jewelry parts. One advertisement said you can get one for under
$1,000 ($999). Went to Northern Tool's website and found a large,
floor 20 ton press for about $315. Just wanted to pass it along. 

While the price is right & the press will provide 20 tons of
pressure, the ability to keep things lined up for jewelry work is
something these presses can’t provide.

These presses are designed for use in shops to press bearings,
in/out of larger parts & to do other jobs on large mechanical parts.

For jewelry work, the ability to keep the die & punch in close
alignment is an absolute requirement.

Dave


#17
There is a 6- and 12-ton press being marketed heRe:
http://www.jewelrypress.com/ Obviously a lot less engineering,
structure than the Potter or Bonny Doon press. For those of you
with experience, can you please comment on the 6 ton model?

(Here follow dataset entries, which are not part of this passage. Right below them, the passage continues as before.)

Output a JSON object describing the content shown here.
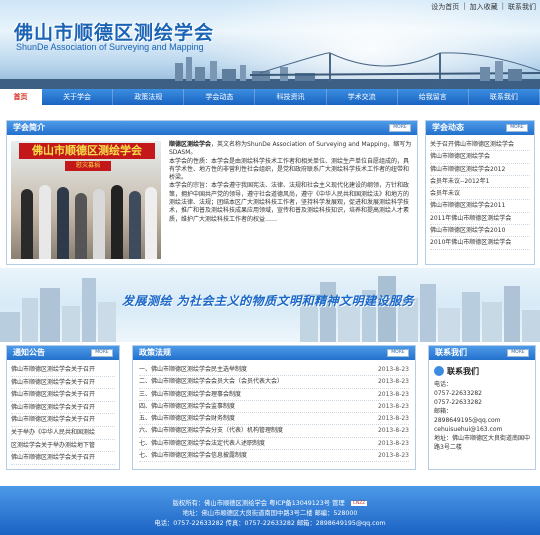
{
  "header": {
    "title": "佛山市顺德区测绘学会",
    "subtitle": "ShunDe Association of Surveying and Mapping",
    "links": [
      "设为首页",
      "加入收藏",
      "联系我们"
    ]
  },
  "nav": {
    "items": [
      "首页",
      "关于学会",
      "政策法规",
      "学会动态",
      "科技资讯",
      "学术交流",
      "给我留言",
      "联系我们"
    ]
  },
  "intro": {
    "title": "学会简介",
    "more": "MORE",
    "photo_banner": "佛山市顺德区测绘学会",
    "photo_sub": "慰灾募捐",
    "lead": "顺德区测绘学会",
    "paragraphs": [
      "，英文名称为ShunDe Association of Surveying and Mapping，缩写为SDASM。",
      "本学会的性质：本学会是由测绘科学技术工作者和相关单位、测绘生产单位自愿组成的，具有学术性、地方性的非营利性社会组织，是党和政府联系广大测绘科学技术工作者的纽带和桥梁。",
      "本学会的宗旨：本学会遵守我国宪法、法律、法规和社会主义现代化建设的纲领，方针和政策，拥护中国共产党的领导，遵守社会道德风尚，遵守《中华人民共和国测绘法》和地方的测绘法律、法规；团结本区广大测绘科技工作者，坚持科学发展观，促进和发展测绘科学技术，推广和普及测绘科技成果应用领域，宣传和普及测绘科技知识，培养和提高测绘人才素质，维护广大测绘科技工作者的权益……"
    ]
  },
  "dynamics": {
    "title": "学会动态",
    "more": "MORE",
    "items": [
      "关于召开佛山市顺德区测绘学会",
      "佛山市顺德区测绘学会",
      "佛山市顺德区测绘学会2012",
      "会员年未议--2012年1",
      "会员年未议",
      "佛山市顺德区测绘学会2011",
      "2011年佛山市顺德区测绘学会",
      "佛山市顺德区测绘学会2010",
      "2010年佛山市顺德区测绘学会"
    ]
  },
  "slogan": {
    "text": "发展测绘  为社会主义的物质文明和精神文明建设服务"
  },
  "notices": {
    "title": "通知公告",
    "more": "MORE",
    "items": [
      "佛山市顺德区测绘学会关于召开",
      "佛山市顺德区测绘学会关于召开",
      "佛山市顺德区测绘学会关于召开",
      "佛山市顺德区测绘学会关于召开",
      "佛山市顺德区测绘学会关于召开",
      "关于举办《中华人民共和国测绘",
      "区测绘学会关于举办测绘地下管",
      "佛山市顺德区测绘学会关于召开"
    ]
  },
  "laws": {
    "title": "政策法规",
    "more": "MORE",
    "items": [
      {
        "title": "一、佛山市顺德区测绘学会民主选举制度",
        "date": "2013-8-23"
      },
      {
        "title": "二、佛山市顺德区测绘学会会员大会（会员代表大会）",
        "date": "2013-8-23"
      },
      {
        "title": "三、佛山市顺德区测绘学会理事会制度",
        "date": "2013-8-23"
      },
      {
        "title": "四、佛山市顺德区测绘学会监事制度",
        "date": "2013-8-23"
      },
      {
        "title": "五、佛山市顺德区测绘学会财务制度",
        "date": "2013-8-23"
      },
      {
        "title": "六、佛山市顺德区测绘学会分支（代表）机构管理制度",
        "date": "2013-8-23"
      },
      {
        "title": "七、佛山市顺德区测绘学会法定代表人述职制度",
        "date": "2013-8-23"
      },
      {
        "title": "七、佛山市顺德区测绘学会信息披露制度",
        "date": "2013-8-23"
      }
    ]
  },
  "contact": {
    "title": "联系我们",
    "more": "MORE",
    "heading": "联系我们",
    "lines": [
      "电话：",
      "0757-22633282",
      "0757-22633282",
      "邮箱：",
      "2898649195@qq.com",
      "cehuisuehui@163.com",
      "地址：佛山市顺德区大良街道南国中路3号二楼"
    ]
  },
  "footer": {
    "line1": "版权所有：佛山市顺德区测绘学会  粤ICP备13049123号  管理",
    "badge": "CNZZ",
    "line2": "地址：佛山市顺德区大良街道南国中路3号二楼  邮编：528000",
    "line3": "电话：0757-22633282  传真：0757-22633282  邮箱：2898649195@qq.com"
  }
}
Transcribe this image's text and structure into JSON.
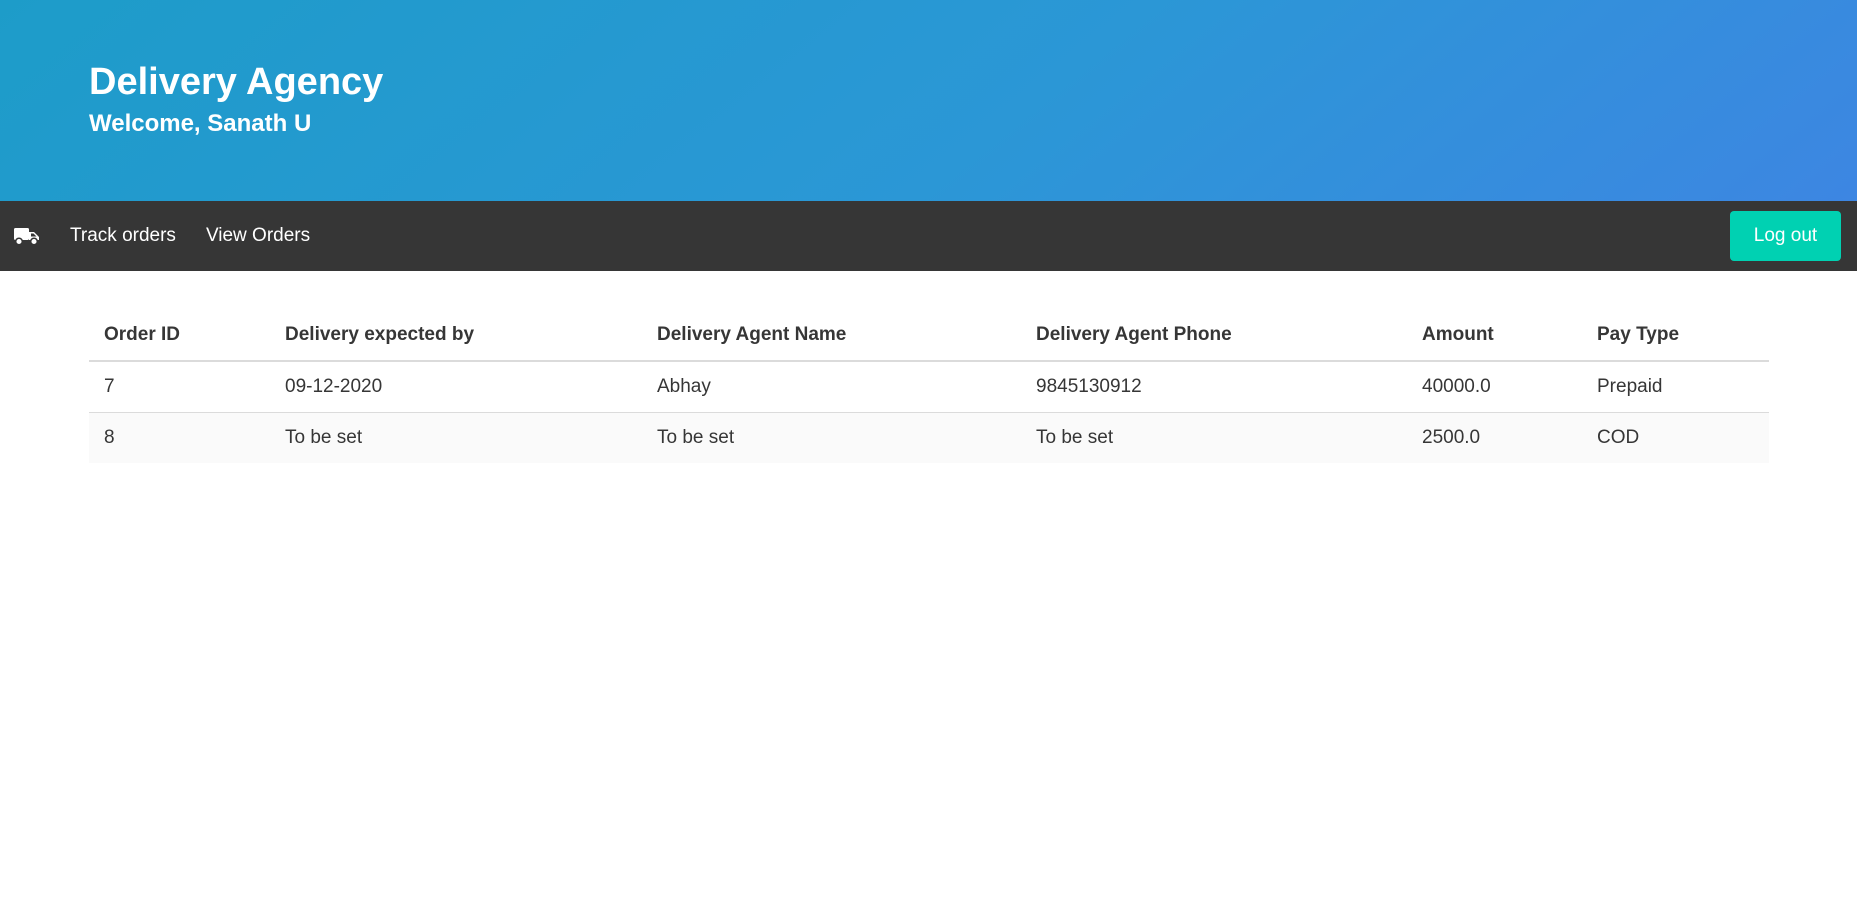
{
  "header": {
    "title": "Delivery Agency",
    "subtitle": "Welcome, Sanath U"
  },
  "nav": {
    "brand_icon": "truck-icon",
    "links": [
      "Track orders",
      "View Orders"
    ],
    "logout_label": "Log out"
  },
  "colors": {
    "hero_start": "#1d9cc9",
    "hero_end": "#3d86e2",
    "navbar": "#363636",
    "logout": "#00d1b2"
  },
  "orders": {
    "columns": [
      "Order ID",
      "Delivery expected by",
      "Delivery Agent Name",
      "Delivery Agent Phone",
      "Amount",
      "Pay Type"
    ],
    "rows": [
      [
        "7",
        "09-12-2020",
        "Abhay",
        "9845130912",
        "40000.0",
        "Prepaid"
      ],
      [
        "8",
        "To be set",
        "To be set",
        "To be set",
        "2500.0",
        "COD"
      ]
    ]
  }
}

I just
need to stamp out shapes and fom ovals, etc. 

Those presses appear to be dangerously under designed in both the
thickness of the uprights and the location and type of weld.

James Binnion
James Binnion Metal Arts


#18

I have looked at those presses from jewelry press.com they do seem
kinda light. The thing that causes press failure is metal fatigue
the best way to prevent that is to have lots of steel in the right
places and to minimize the number of welds. I make a 12 ton it looks
very similar to my 20 ton only it is much smaller and lighter it
would travel well in an rv and you will be able to use most of the
accessories that I make as well as bonney doon, I dont believe that
press is compatible with the tooling that I make or bonney doon
makes. The accessories are what make a press so versital.


#19

Dave, I know many many people who use a shop press for jewelry and
they have no problems whatsoever in ‘keeping things lined up’. Can
you elaborate on what exactly you’ve experienced or have had relayed
to you?

Janice


#20

Hi Janice,

Dave, I know many many people who use a shop press for jewelry and
they have no problems whatsoever in 'keeping things lined up'. Can
you elaborate on what exactly you've experienced or have had
relayed to you? 

I’m sure there are presses made by many different companies, some
with better quality control than others. Having used several for
other shop work, I found the ability to keep lateral position of the
top & bottom close wasn’t there. It was necessary to ensure the
alignment was as desired before every press. With the Bonneydoon &
Kevin Potter’s presses this isn’t the case.

Generally the shop presses also take up much more floor space.

Dave